It’s also important to practice this checklist process because during a Major Incident, people naturally start to panic, things get dropped, and mistakes are made. This process needs to be second nature. You want to practice it enough that it just becomes muscle memory and you can do it automatically without thinking about it. It’s all about being quick and effective so that when the e-mail server goes down and you’re only minutes away from jungle law kicking in, you have a well-rehearsed plan to restore service quickly.
Short answer: If only! If that ultra-critical business application is down and no one is screaming at you yet, it doesn’t mean it’s not an Incident. If something in a production environment has fallen over then deal with it, and deal with it immediately. Otherwise, I guarantee you that when people notice and calls start getting logged, there will be screaming. Lots of it. Probably from very senior managers which let’s face it, never ends particularly well.
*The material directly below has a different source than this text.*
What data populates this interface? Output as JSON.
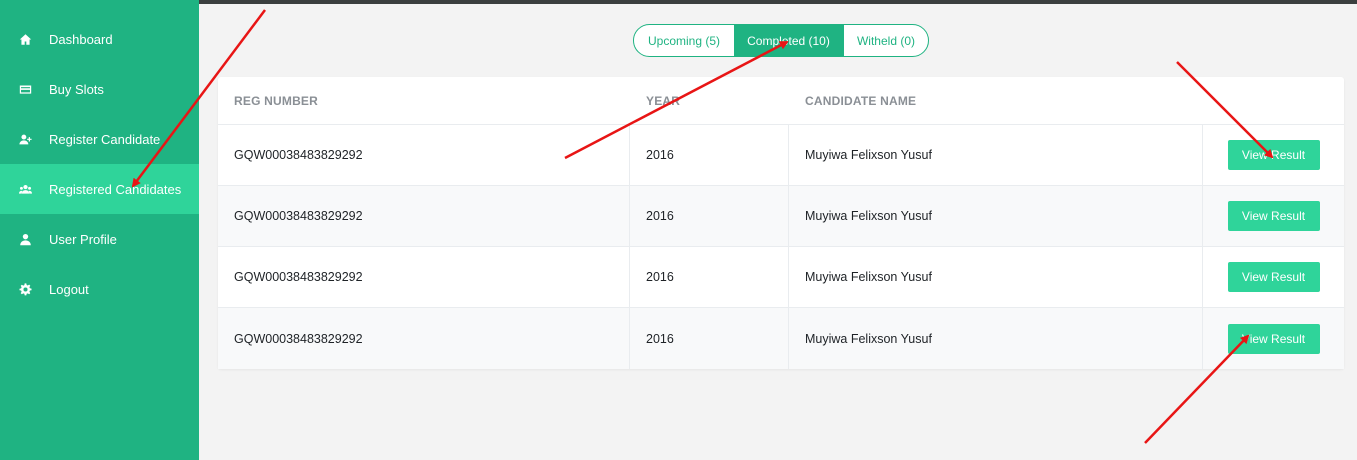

I saw this recently when IT knew something had fallen over but no one was shouting. The issue wasn’t fixed until a senior manager noticed and things started escalating. Just because there hasn’t been a call through yet to the service desk doesn’t mean it’s not still an Incident. It absolutely is! It doesn’t matter if the business has noticed or not. The idea of Incident management is to fix it, and preferably before the business notices. The sooner, the better because the longer you leave it, the worse it will get.
Plus, keep in mind that just because an Incident hasn’t been logged, doesn’t mean that no one has noticed. There could be loads of reasons why it hasn’t been submitted as an Incident yet. Maybe your end users can’t get through to the service desk. Or perhaps they are busy trying a work around on their own. Or maybe user apathy has kicked in and they figured someone else has already logged it.
In dealing with any customer facing Incident, request, or ticket, I always think “What is my justification for not fixing this as soon as I possibly can?” If I was hauled up in front of the customer, what would I say? If I can’t explain it to myself, how am I going to explain it to the customer? And in most cases, you won’t have a good enough excuse to explain not fixing it right away – so go fix it!
Read the entire ITIL Mythbuster Series!